• **Work task**:
Determine how many lines in the records hold "passe", and give that number with nothing added.

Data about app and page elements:

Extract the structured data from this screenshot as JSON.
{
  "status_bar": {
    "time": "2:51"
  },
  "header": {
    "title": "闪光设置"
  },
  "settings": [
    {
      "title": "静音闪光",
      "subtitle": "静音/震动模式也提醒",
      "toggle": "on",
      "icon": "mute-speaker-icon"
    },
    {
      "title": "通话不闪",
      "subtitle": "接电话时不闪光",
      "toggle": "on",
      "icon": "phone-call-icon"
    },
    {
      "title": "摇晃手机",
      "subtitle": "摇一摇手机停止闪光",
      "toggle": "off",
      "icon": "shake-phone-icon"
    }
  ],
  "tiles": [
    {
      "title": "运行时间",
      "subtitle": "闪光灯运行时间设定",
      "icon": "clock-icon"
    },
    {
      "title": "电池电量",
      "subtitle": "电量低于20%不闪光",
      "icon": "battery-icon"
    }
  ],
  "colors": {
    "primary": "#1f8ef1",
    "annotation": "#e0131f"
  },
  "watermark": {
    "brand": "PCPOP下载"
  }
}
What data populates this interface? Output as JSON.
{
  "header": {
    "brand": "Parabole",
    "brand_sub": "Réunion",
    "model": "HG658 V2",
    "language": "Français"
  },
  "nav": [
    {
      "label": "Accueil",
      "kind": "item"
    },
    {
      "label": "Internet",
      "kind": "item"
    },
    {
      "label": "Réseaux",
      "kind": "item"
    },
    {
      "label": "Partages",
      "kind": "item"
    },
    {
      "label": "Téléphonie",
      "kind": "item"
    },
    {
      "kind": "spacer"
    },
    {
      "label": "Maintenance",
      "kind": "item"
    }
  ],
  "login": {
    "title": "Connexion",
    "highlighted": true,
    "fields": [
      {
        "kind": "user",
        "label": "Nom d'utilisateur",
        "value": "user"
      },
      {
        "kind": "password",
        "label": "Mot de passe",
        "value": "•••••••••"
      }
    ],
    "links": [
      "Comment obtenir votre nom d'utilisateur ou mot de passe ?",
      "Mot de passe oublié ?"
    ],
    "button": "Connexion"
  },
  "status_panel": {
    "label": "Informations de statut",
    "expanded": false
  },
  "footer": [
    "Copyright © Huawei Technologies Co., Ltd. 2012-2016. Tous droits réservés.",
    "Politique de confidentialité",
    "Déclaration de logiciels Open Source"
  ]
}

• **Result**:
3